Exercise
Every single record needs to be restated word for word.
Excerpted data section start
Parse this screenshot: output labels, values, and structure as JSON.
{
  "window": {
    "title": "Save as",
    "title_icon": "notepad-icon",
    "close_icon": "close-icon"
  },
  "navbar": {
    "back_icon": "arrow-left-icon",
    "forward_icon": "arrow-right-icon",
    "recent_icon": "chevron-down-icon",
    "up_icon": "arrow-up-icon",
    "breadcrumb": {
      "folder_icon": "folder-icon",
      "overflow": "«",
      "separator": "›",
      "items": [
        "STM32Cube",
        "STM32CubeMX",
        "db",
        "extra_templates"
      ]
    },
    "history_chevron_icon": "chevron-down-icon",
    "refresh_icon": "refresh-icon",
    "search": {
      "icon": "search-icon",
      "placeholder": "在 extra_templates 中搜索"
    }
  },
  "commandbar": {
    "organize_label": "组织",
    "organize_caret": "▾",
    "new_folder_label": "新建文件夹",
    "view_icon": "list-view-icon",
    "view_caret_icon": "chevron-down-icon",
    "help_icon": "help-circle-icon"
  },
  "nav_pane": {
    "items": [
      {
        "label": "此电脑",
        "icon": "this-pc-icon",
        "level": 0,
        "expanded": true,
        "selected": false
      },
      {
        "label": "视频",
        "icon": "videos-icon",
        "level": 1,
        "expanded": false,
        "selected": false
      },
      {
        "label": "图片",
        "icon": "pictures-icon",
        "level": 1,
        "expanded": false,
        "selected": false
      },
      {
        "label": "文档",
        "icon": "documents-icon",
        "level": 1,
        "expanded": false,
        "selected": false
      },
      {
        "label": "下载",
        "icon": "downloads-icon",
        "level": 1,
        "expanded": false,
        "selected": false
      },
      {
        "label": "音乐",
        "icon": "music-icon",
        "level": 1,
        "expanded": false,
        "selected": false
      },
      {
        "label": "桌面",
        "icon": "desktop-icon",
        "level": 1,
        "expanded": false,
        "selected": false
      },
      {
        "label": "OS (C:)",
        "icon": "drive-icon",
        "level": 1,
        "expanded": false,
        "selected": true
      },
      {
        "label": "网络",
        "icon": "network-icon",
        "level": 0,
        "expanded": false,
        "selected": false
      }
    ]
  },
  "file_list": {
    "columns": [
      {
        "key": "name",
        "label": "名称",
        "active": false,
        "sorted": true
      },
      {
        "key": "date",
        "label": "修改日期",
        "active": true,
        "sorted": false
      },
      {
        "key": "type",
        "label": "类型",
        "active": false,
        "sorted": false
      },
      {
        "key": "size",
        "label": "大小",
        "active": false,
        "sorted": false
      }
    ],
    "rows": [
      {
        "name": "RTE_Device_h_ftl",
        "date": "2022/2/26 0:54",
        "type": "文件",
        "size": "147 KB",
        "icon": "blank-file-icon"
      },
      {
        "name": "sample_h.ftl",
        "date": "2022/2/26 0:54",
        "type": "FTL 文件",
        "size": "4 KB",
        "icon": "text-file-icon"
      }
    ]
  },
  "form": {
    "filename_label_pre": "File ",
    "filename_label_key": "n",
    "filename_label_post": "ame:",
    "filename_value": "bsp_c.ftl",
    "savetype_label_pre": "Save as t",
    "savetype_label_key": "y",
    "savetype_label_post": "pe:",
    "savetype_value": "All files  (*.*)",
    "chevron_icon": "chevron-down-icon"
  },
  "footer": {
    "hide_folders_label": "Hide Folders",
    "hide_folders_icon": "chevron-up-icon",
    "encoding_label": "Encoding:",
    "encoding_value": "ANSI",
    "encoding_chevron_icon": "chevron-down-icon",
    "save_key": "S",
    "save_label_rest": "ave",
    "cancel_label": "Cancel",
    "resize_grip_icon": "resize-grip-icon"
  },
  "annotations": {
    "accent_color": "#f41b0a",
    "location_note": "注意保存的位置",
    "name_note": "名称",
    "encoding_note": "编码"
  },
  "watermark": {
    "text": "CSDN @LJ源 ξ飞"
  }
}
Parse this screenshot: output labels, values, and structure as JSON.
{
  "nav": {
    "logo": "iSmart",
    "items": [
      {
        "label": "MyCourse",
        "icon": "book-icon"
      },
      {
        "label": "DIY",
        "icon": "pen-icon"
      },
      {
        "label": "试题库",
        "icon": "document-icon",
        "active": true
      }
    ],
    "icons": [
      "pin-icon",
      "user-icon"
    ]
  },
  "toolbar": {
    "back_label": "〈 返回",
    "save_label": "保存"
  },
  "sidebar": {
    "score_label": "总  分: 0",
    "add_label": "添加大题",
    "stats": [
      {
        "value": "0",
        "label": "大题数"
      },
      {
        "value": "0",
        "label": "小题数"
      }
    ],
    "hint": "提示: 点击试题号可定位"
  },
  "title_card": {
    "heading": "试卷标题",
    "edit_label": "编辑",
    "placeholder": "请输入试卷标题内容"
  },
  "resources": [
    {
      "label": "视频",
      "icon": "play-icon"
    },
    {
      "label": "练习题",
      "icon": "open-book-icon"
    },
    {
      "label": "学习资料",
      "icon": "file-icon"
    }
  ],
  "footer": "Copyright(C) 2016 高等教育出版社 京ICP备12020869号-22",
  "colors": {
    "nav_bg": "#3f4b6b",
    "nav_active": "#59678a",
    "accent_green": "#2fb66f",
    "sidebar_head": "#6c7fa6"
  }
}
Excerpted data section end
Finished task
Parse this screenshot: output labels, values, and structure as JSON.
{
  "window": {
    "title": "Save as",
    "title_icon": "notepad-icon",
    "close_icon": "close-icon"
  },
  "navbar": {
    "back_icon": "arrow-left-icon",
    "forward_icon": "arrow-right-icon",
    "recent_icon": "chevron-down-icon",
    "up_icon": "arrow-up-icon",
    "breadcrumb": {
      "folder_icon": "folder-icon",
      "overflow": "«",
      "separator": "›",
      "items": [
        "STM32Cube",
        "STM32CubeMX",
        "db",
        "extra_templates"
      ]
    },
    "history_chevron_icon": "chevron-down-icon",
    "refresh_icon": "refresh-icon",
    "search": {
      "icon": "search-icon",
      "placeholder": "在 extra_templates 中搜索"
    }
  },
  "commandbar": {
    "organize_label": "组织",
    "organize_caret": "▾",
    "new_folder_label": "新建文件夹",
    "view_icon": "list-view-icon",
    "view_caret_icon": "chevron-down-icon",
    "help_icon": "help-circle-icon"
  },
  "nav_pane": {
    "items": [
      {
        "label": "此电脑",
        "icon": "this-pc-icon",
        "level": 0,
        "expanded": true,
        "selected": false
      },
      {
        "label": "视频",
        "icon": "videos-icon",
        "level": 1,
        "expanded": false,
        "selected": false
      },
      {
        "label": "图片",
        "icon": "pictures-icon",
        "level": 1,
        "expanded": false,
        "selected": false
      },
      {
        "label": "文档",
        "icon": "documents-icon",
        "level": 1,
        "expanded": false,
        "selected": false
      },
      {
        "label": "下载",
        "icon": "downloads-icon",
        "level": 1,
        "expanded": false,
        "selected": false
      },
      {
        "label": "音乐",
        "icon": "music-icon",
        "level": 1,
        "expanded": false,
        "selected": false
      },
      {
        "label": "桌面",
        "icon": "desktop-icon",
        "level": 1,
        "expanded": false,
        "selected": false
      },
      {
        "label": "OS (C:)",
        "icon": "drive-icon",
        "level": 1,
        "expanded": false,
        "selected": true
      },
      {
        "label": "网络",
        "icon": "network-icon",
        "level": 0,
        "expanded": false,
        "selected": false
      }
    ]
  },
  "file_list": {
    "columns": [
      {
        "key": "name",
        "label": "名称",
        "active": false,
        "sorted": true
      },
      {
        "key": "date",
        "label": "修改日期",
        "active": true,
        "sorted": false
      },
      {
        "key": "type",
        "label": "类型",
        "active": false,
        "sorted": false
      },
      {
        "key": "size",
        "label": "大小",
        "active": false,
        "sorted": false
      }
    ],
    "rows": [
      {
        "name": "RTE_Device_h_ftl",
        "date": "2022/2/26 0:54",
        "type": "文件",
        "size": "147 KB",
        "icon": "blank-file-icon"
      },
      {
        "name": "sample_h.ftl",
        "date": "2022/2/26 0:54",
        "type": "FTL 文件",
        "size": "4 KB",
        "icon": "text-file-icon"
      }
    ]
  },
  "form": {
    "filename_label_pre": "File ",
    "filename_label_key": "n",
    "filename_label_post": "ame:",
    "filename_value": "bsp_c.ftl",
    "savetype_label_pre": "Save as t",
    "savetype_label_key": "y",
    "savetype_label_post": "pe:",
    "savetype_value": "All files  (*.*)",
    "chevron_icon": "chevron-down-icon"
  },
  "footer": {
    "hide_folders_label": "Hide Folders",
    "hide_folders_icon": "chevron-up-icon",
    "encoding_label": "Encoding:",
    "encoding_value": "ANSI",
    "encoding_chevron_icon": "chevron-down-icon",
    "save_key": "S",
    "save_label_rest": "ave",
    "cancel_label": "Cancel",
    "resize_grip_icon": "resize-grip-icon"
  },
  "annotations": {
    "accent_color": "#f41b0a",
    "location_note": "注意保存的位置",
    "name_note": "名称",
    "encoding_note": "编码"
  },
  "watermark": {
    "text": "CSDN @LJ源 ξ飞"
  }
}
Parse this screenshot: output labels, values, and structure as JSON.
{
  "nav": {
    "logo": "iSmart",
    "items": [
      {
        "label": "MyCourse",
        "icon": "book-icon"
      },
      {
        "label": "DIY",
        "icon": "pen-icon"
      },
      {
        "label": "试题库",
        "icon": "document-icon",
        "active": true
      }
    ],
    "icons": [
      "pin-icon",
      "user-icon"
    ]
  },
  "toolbar": {
    "back_label": "〈 返回",
    "save_label": "保存"
  },
  "sidebar": {
    "score_label": "总  分: 0",
    "add_label": "添加大题",
    "stats": [
      {
        "value": "0",
        "label": "大题数"
      },
      {
        "value": "0",
        "label": "小题数"
      }
    ],
    "hint": "提示: 点击试题号可定位"
  },
  "title_card": {
    "heading": "试卷标题",
    "edit_label": "编辑",
    "placeholder": "请输入试卷标题内容"
  },
  "resources": [
    {
      "label": "视频",
      "icon": "play-icon"
    },
    {
      "label": "练习题",
      "icon": "open-book-icon"
    },
    {
      "label": "学习资料",
      "icon": "file-icon"
    }
  ],
  "footer": "Copyright(C) 2016 高等教育出版社 京ICP备12020869号-22",
  "colors": {
    "nav_bg": "#3f4b6b",
    "nav_active": "#59678a",
    "accent_green": "#2fb66f",
    "sidebar_head": "#6c7fa6"
  }
}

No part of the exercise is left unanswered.